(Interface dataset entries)
=== Begin Enclosure ===
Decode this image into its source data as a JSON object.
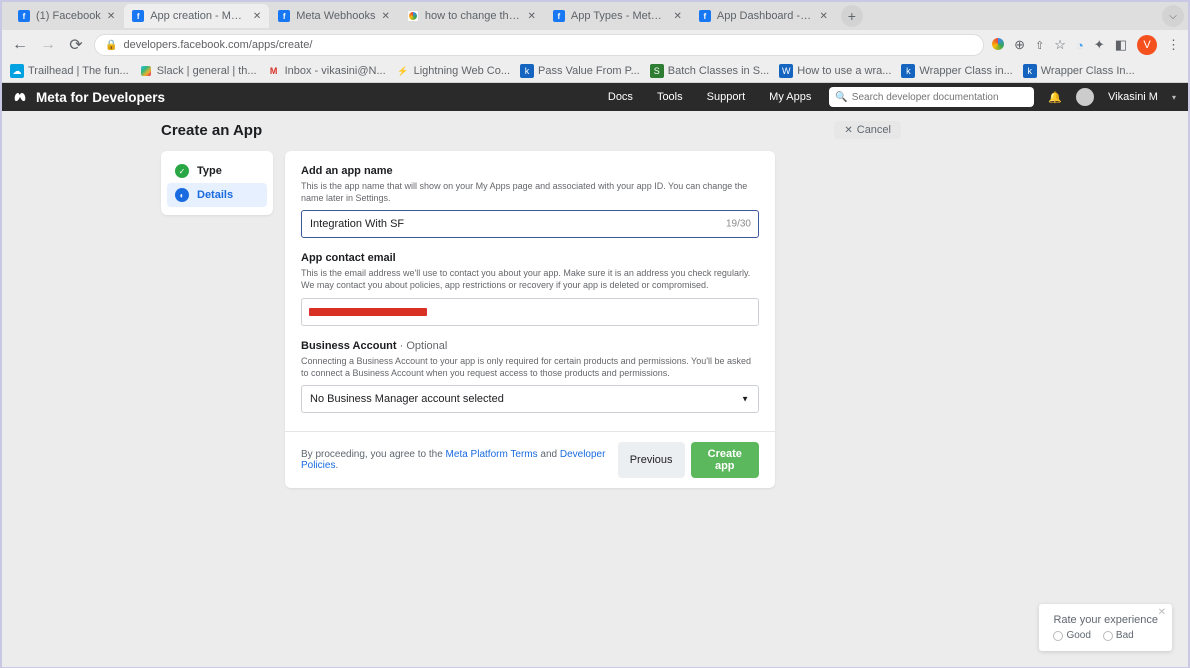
{
  "browser": {
    "tabs": [
      {
        "title": "(1) Facebook",
        "favicon_color": "#1877f2"
      },
      {
        "title": "App creation - Meta for De",
        "favicon_color": "#1877f2",
        "active": true
      },
      {
        "title": "Meta Webhooks",
        "favicon_color": "#1877f2"
      },
      {
        "title": "how to change the app typ",
        "favicon_color": "#fff"
      },
      {
        "title": "App Types - Meta App Dev",
        "favicon_color": "#1877f2"
      },
      {
        "title": "App Dashboard - Meta Ap",
        "favicon_color": "#1877f2"
      }
    ],
    "url": "developers.facebook.com/apps/create/",
    "avatar_letter": "V"
  },
  "bookmarks": [
    {
      "label": "Trailhead | The fun..."
    },
    {
      "label": "Slack | general | th..."
    },
    {
      "label": "Inbox - vikasini@N..."
    },
    {
      "label": "Lightning Web Co..."
    },
    {
      "label": "Pass Value From P..."
    },
    {
      "label": "Batch Classes in S..."
    },
    {
      "label": "How to use a wra..."
    },
    {
      "label": "Wrapper Class in..."
    },
    {
      "label": "Wrapper Class In..."
    }
  ],
  "meta_nav": {
    "brand": "Meta for Developers",
    "links": {
      "docs": "Docs",
      "tools": "Tools",
      "support": "Support",
      "myapps": "My Apps"
    },
    "search_placeholder": "Search developer documentation",
    "username": "Vikasini M"
  },
  "page": {
    "title": "Create an App",
    "cancel": "Cancel",
    "steps": {
      "type": "Type",
      "details": "Details"
    }
  },
  "form": {
    "app_name": {
      "label": "Add an app name",
      "help": "This is the app name that will show on your My Apps page and associated with your app ID. You can change the name later in Settings.",
      "value": "Integration With SF",
      "counter": "19/30"
    },
    "contact_email": {
      "label": "App contact email",
      "help": "This is the email address we'll use to contact you about your app. Make sure it is an address you check regularly. We may contact you about policies, app restrictions or recovery if your app is deleted or compromised."
    },
    "business_account": {
      "label": "Business Account",
      "optional": " · Optional",
      "help": "Connecting a Business Account to your app is only required for certain products and permissions. You'll be asked to connect a Business Account when you request access to those products and permissions.",
      "selected": "No Business Manager account selected"
    },
    "footer": {
      "prefix": "By proceeding, you agree to the ",
      "link1": "Meta Platform Terms",
      "mid": " and ",
      "link2": "Developer Policies",
      "suffix": "."
    },
    "buttons": {
      "previous": "Previous",
      "create": "Create app"
    }
  },
  "feedback": {
    "title": "Rate your experience",
    "good": "Good",
    "bad": "Bad"
  }
}
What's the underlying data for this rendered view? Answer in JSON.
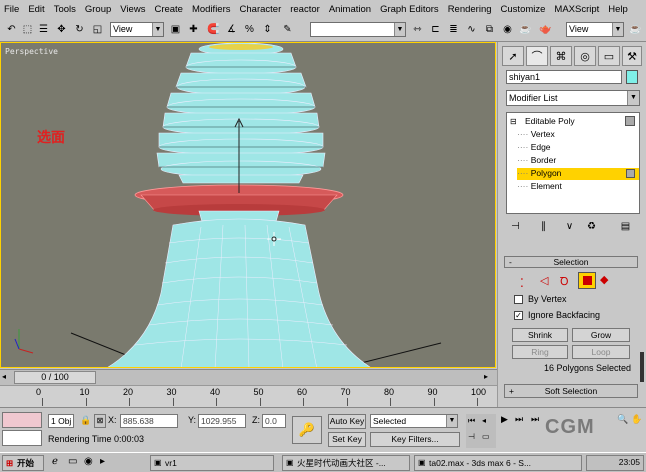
{
  "menu": [
    "File",
    "Edit",
    "Tools",
    "Group",
    "Views",
    "Create",
    "Modifiers",
    "Character",
    "reactor",
    "Animation",
    "Graph Editors",
    "Rendering",
    "Customize",
    "MAXScript",
    "Help"
  ],
  "toolbar": {
    "view_combo_left": "View",
    "view_combo_right": "View"
  },
  "viewport": {
    "label": "Perspective",
    "annotation": "选面",
    "highlight_color": "#ffd200"
  },
  "command_panel": {
    "object_name": "shiyan1",
    "object_color": "#7ff0e8",
    "modifier_list": "Modifier List",
    "stack": {
      "root": "Editable Poly",
      "items": [
        "Vertex",
        "Edge",
        "Border",
        "Polygon",
        "Element"
      ],
      "selected": "Polygon"
    },
    "selection": {
      "title": "Selection",
      "by_vertex": "By Vertex",
      "ignore_backfacing": "Ignore Backfacing",
      "shrink": "Shrink",
      "grow": "Grow",
      "ring": "Ring",
      "loop": "Loop",
      "status": "16 Polygons Selected"
    },
    "soft_selection": "Soft Selection"
  },
  "timeline": {
    "frame": "0 / 100",
    "ticks": [
      "0",
      "10",
      "20",
      "30",
      "40",
      "50",
      "60",
      "70",
      "80",
      "90",
      "100"
    ]
  },
  "status": {
    "objects": "1 Obj",
    "x_label": "X:",
    "x_value": "885.638",
    "y_label": "Y:",
    "y_value": "1029.955",
    "z_label": "Z:",
    "z_value": "0.0",
    "auto_key": "Auto Key",
    "set_key": "Set Key",
    "selected": "Selected",
    "key_filters": "Key Filters...",
    "render_time": "Rendering Time  0:00:03"
  },
  "taskbar": {
    "start": "开始",
    "tasks": [
      "vr1",
      "火星时代动画大社区 -...",
      "ta02.max - 3ds max 6 - S..."
    ],
    "clock": "23:05"
  },
  "watermark": "CGM"
}
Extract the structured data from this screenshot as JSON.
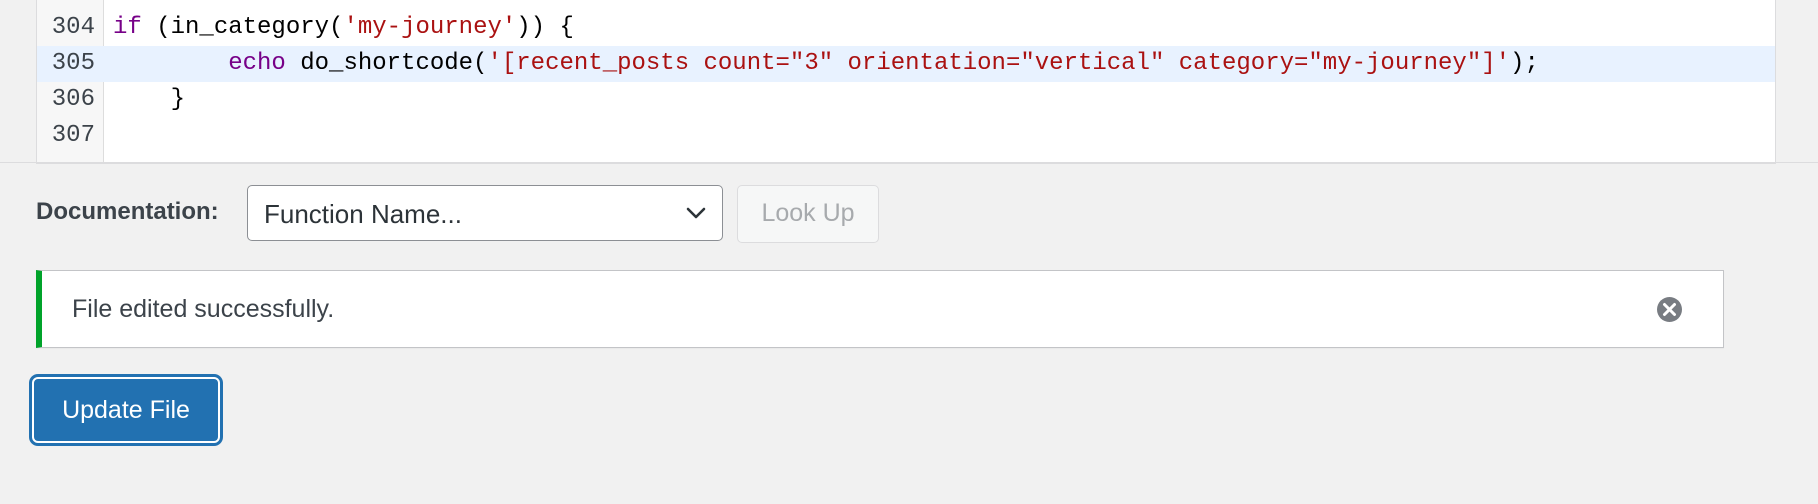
{
  "editor": {
    "lines": [
      {
        "number": "304",
        "tokens": [
          {
            "t": "if",
            "c": "kw"
          },
          {
            "t": " (in_category(",
            "c": "plain"
          },
          {
            "t": "'my-journey'",
            "c": "str"
          },
          {
            "t": ")) {",
            "c": "plain"
          }
        ]
      },
      {
        "number": "305",
        "active": true,
        "tokens": [
          {
            "t": "        ",
            "c": "plain"
          },
          {
            "t": "echo",
            "c": "kw"
          },
          {
            "t": " do_shortcode(",
            "c": "plain"
          },
          {
            "t": "'[recent_posts count=\"3\" orientation=\"vertical\" category=\"my-journey\"]'",
            "c": "str"
          },
          {
            "t": ");",
            "c": "plain"
          }
        ]
      },
      {
        "number": "306",
        "tokens": [
          {
            "t": "    }",
            "c": "plain"
          }
        ]
      },
      {
        "number": "307",
        "tokens": []
      }
    ]
  },
  "documentation": {
    "label": "Documentation:",
    "select_value": "Function Name...",
    "lookup_label": "Look Up"
  },
  "notice": {
    "message": "File edited successfully."
  },
  "actions": {
    "update_label": "Update File"
  },
  "colors": {
    "accent": "#2271b1",
    "success": "#00a32a",
    "keyword": "#770088",
    "string": "#aa1111"
  },
  "icons": {
    "select": "chevron-down-icon",
    "dismiss": "dismiss-icon"
  }
}
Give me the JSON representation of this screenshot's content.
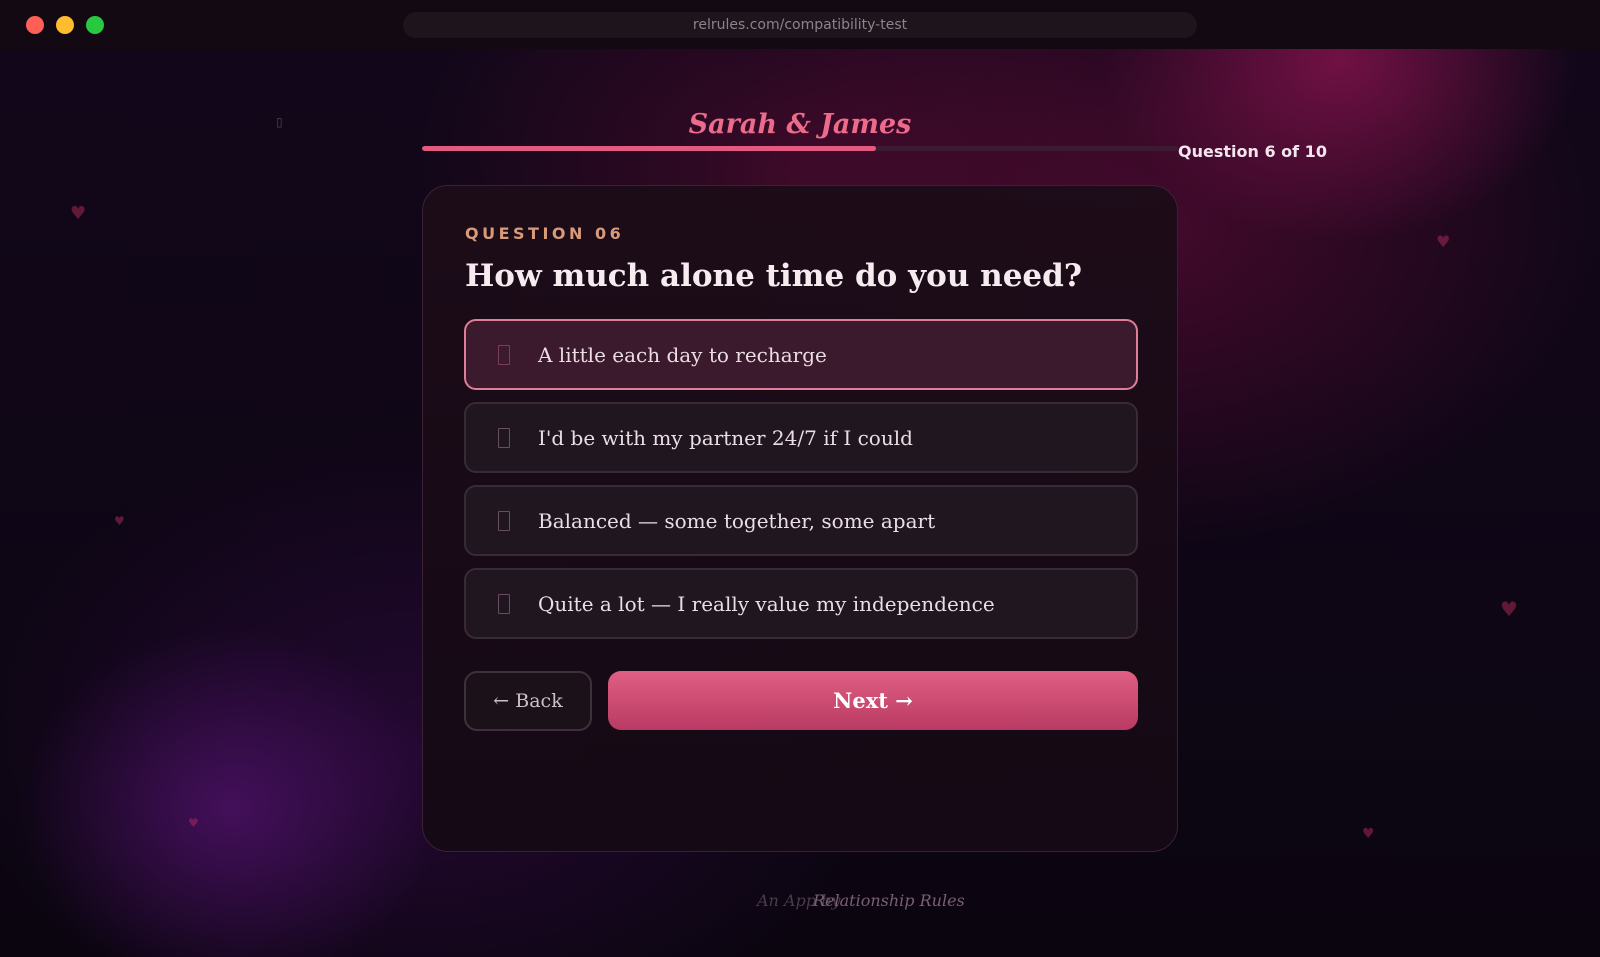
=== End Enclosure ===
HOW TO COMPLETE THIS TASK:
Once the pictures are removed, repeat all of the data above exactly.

ANSWER AREA:
Decode this image into its source data as a JSON object.
{
  "browser": {
    "tabs": [
      {
        "title": "(1) Facebook",
        "favicon_color": "#1877f2"
      },
      {
        "title": "App creation - Meta for De",
        "favicon_color": "#1877f2",
        "active": true
      },
      {
        "title": "Meta Webhooks",
        "favicon_color": "#1877f2"
      },
      {
        "title": "how to change the app typ",
        "favicon_color": "#fff"
      },
      {
        "title": "App Types - Meta App Dev",
        "favicon_color": "#1877f2"
      },
      {
        "title": "App Dashboard - Meta Ap",
        "favicon_color": "#1877f2"
      }
    ],
    "url": "developers.facebook.com/apps/create/",
    "avatar_letter": "V"
  },
  "bookmarks": [
    {
      "label": "Trailhead | The fun..."
    },
    {
      "label": "Slack | general | th..."
    },
    {
      "label": "Inbox - vikasini@N..."
    },
    {
      "label": "Lightning Web Co..."
    },
    {
      "label": "Pass Value From P..."
    },
    {
      "label": "Batch Classes in S..."
    },
    {
      "label": "How to use a wra..."
    },
    {
      "label": "Wrapper Class in..."
    },
    {
      "label": "Wrapper Class In..."
    }
  ],
  "meta_nav": {
    "brand": "Meta for Developers",
    "links": {
      "docs": "Docs",
      "tools": "Tools",
      "support": "Support",
      "myapps": "My Apps"
    },
    "search_placeholder": "Search developer documentation",
    "username": "Vikasini M"
  },
  "page": {
    "title": "Create an App",
    "cancel": "Cancel",
    "steps": {
      "type": "Type",
      "details": "Details"
    }
  },
  "form": {
    "app_name": {
      "label": "Add an app name",
      "help": "This is the app name that will show on your My Apps page and associated with your app ID. You can change the name later in Settings.",
      "value": "Integration With SF",
      "counter": "19/30"
    },
    "contact_email": {
      "label": "App contact email",
      "help": "This is the email address we'll use to contact you about your app. Make sure it is an address you check regularly. We may contact you about policies, app restrictions or recovery if your app is deleted or compromised."
    },
    "business_account": {
      "label": "Business Account",
      "optional": " · Optional",
      "help": "Connecting a Business Account to your app is only required for certain products and permissions. You'll be asked to connect a Business Account when you request access to those products and permissions.",
      "selected": "No Business Manager account selected"
    },
    "footer": {
      "prefix": "By proceeding, you agree to the ",
      "link1": "Meta Platform Terms",
      "mid": " and ",
      "link2": "Developer Policies",
      "suffix": "."
    },
    "buttons": {
      "previous": "Previous",
      "create": "Create app"
    }
  },
  "feedback": {
    "title": "Rate your experience",
    "good": "Good",
    "bad": "Bad"
  }
}
What's the underlying data for this rendered view? Answer in JSON.
{
  "menu": [
    "File",
    "Edit",
    "Tools",
    "Group",
    "Views",
    "Create",
    "Modifiers",
    "Character",
    "reactor",
    "Animation",
    "Graph Editors",
    "Rendering",
    "Customize",
    "MAXScript",
    "Help"
  ],
  "toolbar": {
    "view_combo_left": "View",
    "view_combo_right": "View"
  },
  "viewport": {
    "label": "Perspective",
    "annotation": "选面",
    "highlight_color": "#ffd200"
  },
  "command_panel": {
    "object_name": "shiyan1",
    "object_color": "#7ff0e8",
    "modifier_list": "Modifier List",
    "stack": {
      "root": "Editable Poly",
      "items": [
        "Vertex",
        "Edge",
        "Border",
        "Polygon",
        "Element"
      ],
      "selected": "Polygon"
    },
    "selection": {
      "title": "Selection",
      "by_vertex": "By Vertex",
      "ignore_backfacing": "Ignore Backfacing",
      "shrink": "Shrink",
      "grow": "Grow",
      "ring": "Ring",
      "loop": "Loop",
      "status": "16 Polygons Selected"
    },
    "soft_selection": "Soft Selection"
  },
  "timeline": {
    "frame": "0 / 100",
    "ticks": [
      "0",
      "10",
      "20",
      "30",
      "40",
      "50",
      "60",
      "70",
      "80",
      "90",
      "100"
    ]
  },
  "status": {
    "objects": "1 Obj",
    "x_label": "X:",
    "x_value": "885.638",
    "y_label": "Y:",
    "y_value": "1029.955",
    "z_label": "Z:",
    "z_value": "0.0",
    "auto_key": "Auto Key",
    "set_key": "Set Key",
    "selected": "Selected",
    "key_filters": "Key Filters...",
    "render_time": "Rendering Time  0:00:03"
  },
  "taskbar": {
    "start": "开始",
    "tasks": [
      "vr1",
      "火星时代动画大社区 -...",
      "ta02.max - 3ds max 6 - S..."
    ],
    "clock": "23:05"
  },
  "watermark": "CGM"
}
Extract the structured data from this screenshot as JSON.
{
  "editor": {
    "lines": [
      {
        "number": "304",
        "tokens": [
          {
            "t": "if",
            "c": "kw"
          },
          {
            "t": " (in_category(",
            "c": "plain"
          },
          {
            "t": "'my-journey'",
            "c": "str"
          },
          {
            "t": ")) {",
            "c": "plain"
          }
        ]
      },
      {
        "number": "305",
        "active": true,
        "tokens": [
          {
            "t": "        ",
            "c": "plain"
          },
          {
            "t": "echo",
            "c": "kw"
          },
          {
            "t": " do_shortcode(",
            "c": "plain"
          },
          {
            "t": "'[recent_posts count=\"3\" orientation=\"vertical\" category=\"my-journey\"]'",
            "c": "str"
          },
          {
            "t": ");",
            "c": "plain"
          }
        ]
      },
      {
        "number": "306",
        "tokens": [
          {
            "t": "    }",
            "c": "plain"
          }
        ]
      },
      {
        "number": "307",
        "tokens": []
      }
    ]
  },
  "documentation": {
    "label": "Documentation:",
    "select_value": "Function Name...",
    "lookup_label": "Look Up"
  },
  "notice": {
    "message": "File edited successfully."
  },
  "actions": {
    "update_label": "Update File"
  },
  "colors": {
    "accent": "#2271b1",
    "success": "#00a32a",
    "keyword": "#770088",
    "string": "#aa1111"
  },
  "icons": {
    "select": "chevron-down-icon",
    "dismiss": "dismiss-icon"
  }
}
Give me the JSON representation of this screenshot's content.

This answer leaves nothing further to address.